■ **Entries provided**:
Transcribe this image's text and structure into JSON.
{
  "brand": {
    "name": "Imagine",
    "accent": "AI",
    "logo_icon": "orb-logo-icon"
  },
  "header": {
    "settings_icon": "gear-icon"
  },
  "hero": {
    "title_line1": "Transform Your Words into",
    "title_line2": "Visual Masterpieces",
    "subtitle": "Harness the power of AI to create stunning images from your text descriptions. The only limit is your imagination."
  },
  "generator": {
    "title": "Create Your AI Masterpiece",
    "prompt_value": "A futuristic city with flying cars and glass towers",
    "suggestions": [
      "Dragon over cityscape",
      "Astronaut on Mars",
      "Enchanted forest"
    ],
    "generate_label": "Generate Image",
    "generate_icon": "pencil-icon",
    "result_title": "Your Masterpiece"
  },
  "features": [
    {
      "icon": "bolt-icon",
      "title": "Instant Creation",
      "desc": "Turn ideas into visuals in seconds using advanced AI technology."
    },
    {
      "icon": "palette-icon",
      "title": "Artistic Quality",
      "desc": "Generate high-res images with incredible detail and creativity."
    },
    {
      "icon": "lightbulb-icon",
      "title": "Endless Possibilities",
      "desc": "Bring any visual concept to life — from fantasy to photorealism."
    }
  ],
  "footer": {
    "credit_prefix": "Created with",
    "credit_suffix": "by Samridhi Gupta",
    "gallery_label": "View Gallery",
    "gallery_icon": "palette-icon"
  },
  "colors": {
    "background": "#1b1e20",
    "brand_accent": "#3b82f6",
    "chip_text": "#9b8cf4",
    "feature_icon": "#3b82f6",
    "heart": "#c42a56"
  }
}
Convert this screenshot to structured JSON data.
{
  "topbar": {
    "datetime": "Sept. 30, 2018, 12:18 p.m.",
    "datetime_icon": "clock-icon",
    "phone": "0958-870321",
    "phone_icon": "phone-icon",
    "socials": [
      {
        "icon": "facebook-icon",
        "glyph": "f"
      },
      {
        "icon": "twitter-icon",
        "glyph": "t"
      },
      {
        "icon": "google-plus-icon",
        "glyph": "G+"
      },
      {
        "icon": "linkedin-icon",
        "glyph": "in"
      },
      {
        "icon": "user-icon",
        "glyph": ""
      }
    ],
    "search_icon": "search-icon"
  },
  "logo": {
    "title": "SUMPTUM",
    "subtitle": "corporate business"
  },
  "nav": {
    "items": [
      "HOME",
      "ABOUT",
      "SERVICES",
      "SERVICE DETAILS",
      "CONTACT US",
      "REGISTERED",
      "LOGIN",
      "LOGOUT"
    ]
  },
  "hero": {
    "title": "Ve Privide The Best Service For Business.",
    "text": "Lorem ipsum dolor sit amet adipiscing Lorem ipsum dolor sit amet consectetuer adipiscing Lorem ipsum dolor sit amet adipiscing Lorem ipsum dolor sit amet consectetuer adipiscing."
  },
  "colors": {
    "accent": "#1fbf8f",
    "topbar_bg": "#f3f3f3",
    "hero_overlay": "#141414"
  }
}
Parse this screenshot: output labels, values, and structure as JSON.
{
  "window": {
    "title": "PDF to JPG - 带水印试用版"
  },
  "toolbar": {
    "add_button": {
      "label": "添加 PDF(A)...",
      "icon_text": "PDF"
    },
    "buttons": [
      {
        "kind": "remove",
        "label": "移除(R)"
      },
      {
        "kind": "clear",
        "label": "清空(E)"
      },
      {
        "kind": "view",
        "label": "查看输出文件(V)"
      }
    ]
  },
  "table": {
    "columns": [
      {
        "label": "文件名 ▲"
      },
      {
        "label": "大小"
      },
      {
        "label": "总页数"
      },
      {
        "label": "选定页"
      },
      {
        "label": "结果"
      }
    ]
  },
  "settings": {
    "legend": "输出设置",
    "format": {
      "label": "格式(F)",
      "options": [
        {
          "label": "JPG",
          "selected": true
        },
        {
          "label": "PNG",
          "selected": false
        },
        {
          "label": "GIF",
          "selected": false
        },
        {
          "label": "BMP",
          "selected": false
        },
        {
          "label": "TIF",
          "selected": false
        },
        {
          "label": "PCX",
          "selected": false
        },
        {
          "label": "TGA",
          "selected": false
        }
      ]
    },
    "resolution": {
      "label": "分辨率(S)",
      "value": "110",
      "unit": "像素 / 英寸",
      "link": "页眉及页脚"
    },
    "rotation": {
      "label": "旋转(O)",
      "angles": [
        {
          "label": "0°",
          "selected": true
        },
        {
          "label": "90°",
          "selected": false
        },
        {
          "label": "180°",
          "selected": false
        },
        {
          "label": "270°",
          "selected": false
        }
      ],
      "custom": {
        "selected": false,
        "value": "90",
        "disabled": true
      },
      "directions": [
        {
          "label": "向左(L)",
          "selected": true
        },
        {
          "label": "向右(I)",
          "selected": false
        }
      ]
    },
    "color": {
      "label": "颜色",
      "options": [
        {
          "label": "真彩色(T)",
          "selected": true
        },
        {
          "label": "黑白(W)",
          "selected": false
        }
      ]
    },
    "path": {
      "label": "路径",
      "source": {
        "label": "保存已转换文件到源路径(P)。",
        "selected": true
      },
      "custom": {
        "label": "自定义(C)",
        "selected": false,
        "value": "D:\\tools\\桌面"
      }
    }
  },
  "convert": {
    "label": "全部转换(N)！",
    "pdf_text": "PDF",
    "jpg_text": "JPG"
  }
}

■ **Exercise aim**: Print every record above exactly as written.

■ **Task output**:
Transcribe this image's text and structure into JSON.
{
  "brand": {
    "name": "Imagine",
    "accent": "AI",
    "logo_icon": "orb-logo-icon"
  },
  "header": {
    "settings_icon": "gear-icon"
  },
  "hero": {
    "title_line1": "Transform Your Words into",
    "title_line2": "Visual Masterpieces",
    "subtitle": "Harness the power of AI to create stunning images from your text descriptions. The only limit is your imagination."
  },
  "generator": {
    "title": "Create Your AI Masterpiece",
    "prompt_value": "A futuristic city with flying cars and glass towers",
    "suggestions": [
      "Dragon over cityscape",
      "Astronaut on Mars",
      "Enchanted forest"
    ],
    "generate_label": "Generate Image",
    "generate_icon": "pencil-icon",
    "result_title": "Your Masterpiece"
  },
  "features": [
    {
      "icon": "bolt-icon",
      "title": "Instant Creation",
      "desc": "Turn ideas into visuals in seconds using advanced AI technology."
    },
    {
      "icon": "palette-icon",
      "title": "Artistic Quality",
      "desc": "Generate high-res images with incredible detail and creativity."
    },
    {
      "icon": "lightbulb-icon",
      "title": "Endless Possibilities",
      "desc": "Bring any visual concept to life — from fantasy to photorealism."
    }
  ],
  "footer": {
    "credit_prefix": "Created with",
    "credit_suffix": "by Samridhi Gupta",
    "gallery_label": "View Gallery",
    "gallery_icon": "palette-icon"
  },
  "colors": {
    "background": "#1b1e20",
    "brand_accent": "#3b82f6",
    "chip_text": "#9b8cf4",
    "feature_icon": "#3b82f6",
    "heart": "#c42a56"
  }
}
Convert this screenshot to structured JSON data.
{
  "topbar": {
    "datetime": "Sept. 30, 2018, 12:18 p.m.",
    "datetime_icon": "clock-icon",
    "phone": "0958-870321",
    "phone_icon": "phone-icon",
    "socials": [
      {
        "icon": "facebook-icon",
        "glyph": "f"
      },
      {
        "icon": "twitter-icon",
        "glyph": "t"
      },
      {
        "icon": "google-plus-icon",
        "glyph": "G+"
      },
      {
        "icon": "linkedin-icon",
        "glyph": "in"
      },
      {
        "icon": "user-icon",
        "glyph": ""
      }
    ],
    "search_icon": "search-icon"
  },
  "logo": {
    "title": "SUMPTUM",
    "subtitle": "corporate business"
  },
  "nav": {
    "items": [
      "HOME",
      "ABOUT",
      "SERVICES",
      "SERVICE DETAILS",
      "CONTACT US",
      "REGISTERED",
      "LOGIN",
      "LOGOUT"
    ]
  },
  "hero": {
    "title": "Ve Privide The Best Service For Business.",
    "text": "Lorem ipsum dolor sit amet adipiscing Lorem ipsum dolor sit amet consectetuer adipiscing Lorem ipsum dolor sit amet adipiscing Lorem ipsum dolor sit amet consectetuer adipiscing."
  },
  "colors": {
    "accent": "#1fbf8f",
    "topbar_bg": "#f3f3f3",
    "hero_overlay": "#141414"
  }
}
Parse this screenshot: output labels, values, and structure as JSON.
{
  "window": {
    "title": "PDF to JPG - 带水印试用版"
  },
  "toolbar": {
    "add_button": {
      "label": "添加 PDF(A)...",
      "icon_text": "PDF"
    },
    "buttons": [
      {
        "kind": "remove",
        "label": "移除(R)"
      },
      {
        "kind": "clear",
        "label": "清空(E)"
      },
      {
        "kind": "view",
        "label": "查看输出文件(V)"
      }
    ]
  },
  "table": {
    "columns": [
      {
        "label": "文件名 ▲"
      },
      {
        "label": "大小"
      },
      {
        "label": "总页数"
      },
      {
        "label": "选定页"
      },
      {
        "label": "结果"
      }
    ]
  },
  "settings": {
    "legend": "输出设置",
    "format": {
      "label": "格式(F)",
      "options": [
        {
          "label": "JPG",
          "selected": true
        },
        {
          "label": "PNG",
          "selected": false
        },
        {
          "label": "GIF",
          "selected": false
        },
        {
          "label": "BMP",
          "selected": false
        },
        {
          "label": "TIF",
          "selected": false
        },
        {
          "label": "PCX",
          "selected": false
        },
        {
          "label": "TGA",
          "selected": false
        }
      ]
    },
    "resolution": {
      "label": "分辨率(S)",
      "value": "110",
      "unit": "像素 / 英寸",
      "link": "页眉及页脚"
    },
    "rotation": {
      "label": "旋转(O)",
      "angles": [
        {
          "label": "0°",
          "selected": true
        },
        {
          "label": "90°",
          "selected": false
        },
        {
          "label": "180°",
          "selected": false
        },
        {
          "label": "270°",
          "selected": false
        }
      ],
      "custom": {
        "selected": false,
        "value": "90",
        "disabled": true
      },
      "directions": [
        {
          "label": "向左(L)",
          "selected": true
        },
        {
          "label": "向右(I)",
          "selected": false
        }
      ]
    },
    "color": {
      "label": "颜色",
      "options": [
        {
          "label": "真彩色(T)",
          "selected": true
        },
        {
          "label": "黑白(W)",
          "selected": false
        }
      ]
    },
    "path": {
      "label": "路径",
      "source": {
        "label": "保存已转换文件到源路径(P)。",
        "selected": true
      },
      "custom": {
        "label": "自定义(C)",
        "selected": false,
        "value": "D:\\tools\\桌面"
      }
    }
  },
  "convert": {
    "label": "全部转换(N)！",
    "pdf_text": "PDF",
    "jpg_text": "JPG"
  }
}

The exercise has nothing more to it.